Start of SOURCE DATA

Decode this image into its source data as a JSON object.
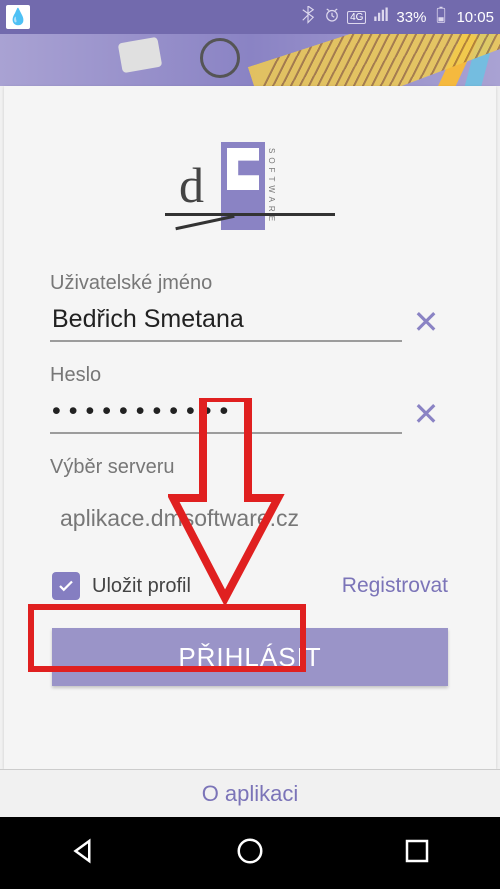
{
  "statusbar": {
    "battery_pct": "33%",
    "time": "10:05",
    "network_label": "4G"
  },
  "logo": {
    "text_d": "d",
    "software_text": "SOFTWARE"
  },
  "form": {
    "username_label": "Uživatelské jméno",
    "username_value": "Bedřich Smetana",
    "password_label": "Heslo",
    "password_value": "•••••••••••",
    "server_label": "Výběr serveru",
    "server_value": "aplikace.dmsoftware.cz",
    "save_profile_label": "Uložit profil",
    "register_label": "Registrovat",
    "login_label": "PŘIHLÁSIT"
  },
  "footer": {
    "about_label": "O aplikaci"
  },
  "colors": {
    "accent": "#8a83c4",
    "statusbar": "#726aad",
    "annotation": "#e02020"
  }
}
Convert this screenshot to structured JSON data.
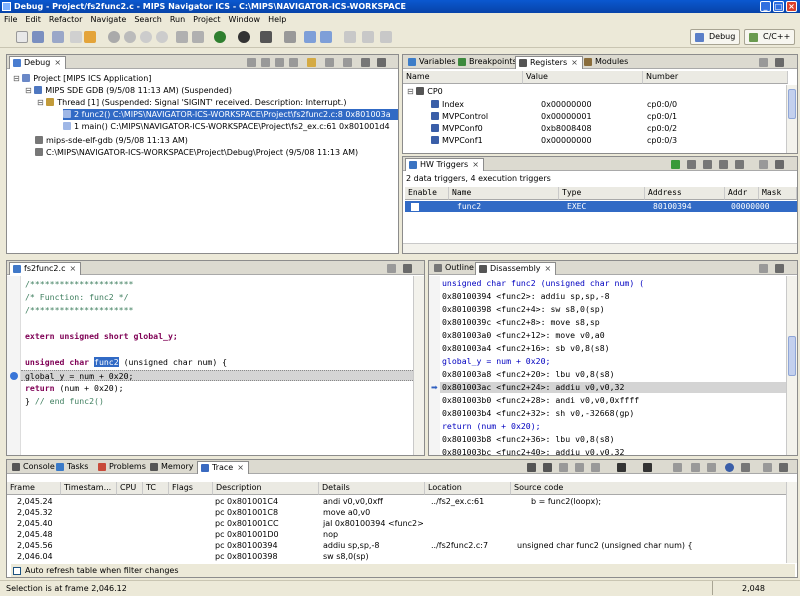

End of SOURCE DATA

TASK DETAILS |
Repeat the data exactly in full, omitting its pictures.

SOLUTION BELOW |
Decode this image into its source data as a JSON object.
{
  "statusbar": {
    "battery_pct": "33%",
    "time": "10:05",
    "network_label": "4G"
  },
  "logo": {
    "text_d": "d",
    "software_text": "SOFTWARE"
  },
  "form": {
    "username_label": "Uživatelské jméno",
    "username_value": "Bedřich Smetana",
    "password_label": "Heslo",
    "password_value": "•••••••••••",
    "server_label": "Výběr serveru",
    "server_value": "aplikace.dmsoftware.cz",
    "save_profile_label": "Uložit profil",
    "register_label": "Registrovat",
    "login_label": "PŘIHLÁSIT"
  },
  "footer": {
    "about_label": "O aplikaci"
  },
  "colors": {
    "accent": "#8a83c4",
    "statusbar": "#726aad",
    "annotation": "#e02020"
  }
}
Convert this screenshot to structured JSON data.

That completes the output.